» TASK DESCRIPTION: What lines of the data include the string "icon"? Copy them all.

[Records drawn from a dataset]
##############################
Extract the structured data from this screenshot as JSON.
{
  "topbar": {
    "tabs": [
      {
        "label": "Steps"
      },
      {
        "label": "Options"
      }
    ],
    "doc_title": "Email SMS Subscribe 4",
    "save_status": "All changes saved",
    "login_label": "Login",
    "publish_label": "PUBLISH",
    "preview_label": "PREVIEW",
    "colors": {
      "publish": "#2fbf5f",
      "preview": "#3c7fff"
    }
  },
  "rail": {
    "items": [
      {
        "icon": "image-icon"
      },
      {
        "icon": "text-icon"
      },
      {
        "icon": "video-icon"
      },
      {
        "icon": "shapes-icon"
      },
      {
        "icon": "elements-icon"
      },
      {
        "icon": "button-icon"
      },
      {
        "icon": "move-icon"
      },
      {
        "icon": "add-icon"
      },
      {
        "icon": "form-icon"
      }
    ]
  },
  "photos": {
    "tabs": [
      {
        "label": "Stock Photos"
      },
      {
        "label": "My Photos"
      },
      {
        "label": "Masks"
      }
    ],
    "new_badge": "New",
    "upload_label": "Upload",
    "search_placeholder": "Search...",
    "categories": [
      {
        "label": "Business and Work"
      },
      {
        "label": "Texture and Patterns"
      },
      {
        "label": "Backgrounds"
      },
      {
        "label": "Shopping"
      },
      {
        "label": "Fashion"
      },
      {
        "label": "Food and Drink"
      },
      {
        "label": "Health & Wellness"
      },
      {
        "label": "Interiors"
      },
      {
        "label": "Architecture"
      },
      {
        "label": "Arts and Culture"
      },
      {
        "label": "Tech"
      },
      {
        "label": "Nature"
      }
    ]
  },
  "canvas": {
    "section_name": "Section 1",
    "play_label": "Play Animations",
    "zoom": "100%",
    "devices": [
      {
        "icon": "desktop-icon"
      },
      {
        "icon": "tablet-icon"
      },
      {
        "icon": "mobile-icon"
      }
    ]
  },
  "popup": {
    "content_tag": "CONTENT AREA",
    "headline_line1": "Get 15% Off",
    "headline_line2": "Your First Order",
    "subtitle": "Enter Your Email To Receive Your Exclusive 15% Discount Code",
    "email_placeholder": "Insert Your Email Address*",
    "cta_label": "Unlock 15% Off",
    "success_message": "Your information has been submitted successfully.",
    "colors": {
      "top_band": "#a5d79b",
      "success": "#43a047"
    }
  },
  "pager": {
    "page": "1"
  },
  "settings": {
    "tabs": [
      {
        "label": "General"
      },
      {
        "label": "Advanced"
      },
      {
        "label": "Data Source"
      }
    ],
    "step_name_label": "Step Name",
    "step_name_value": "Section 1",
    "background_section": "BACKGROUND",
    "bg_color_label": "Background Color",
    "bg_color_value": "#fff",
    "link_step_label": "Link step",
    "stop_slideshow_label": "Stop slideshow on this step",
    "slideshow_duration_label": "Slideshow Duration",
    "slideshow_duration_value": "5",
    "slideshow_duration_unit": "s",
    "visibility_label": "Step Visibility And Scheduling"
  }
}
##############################
» WRITTEN ANSWER:
        "icon": "image-icon"
        "icon": "text-icon"
        "icon": "video-icon"
        "icon": "shapes-icon"
        "icon": "elements-icon"
        "icon": "button-icon"
        "icon": "move-icon"
        "icon": "add-icon"
        "icon": "form-icon"
        "icon": "desktop-icon"
        "icon": "tablet-icon"
        "icon": "mobile-icon"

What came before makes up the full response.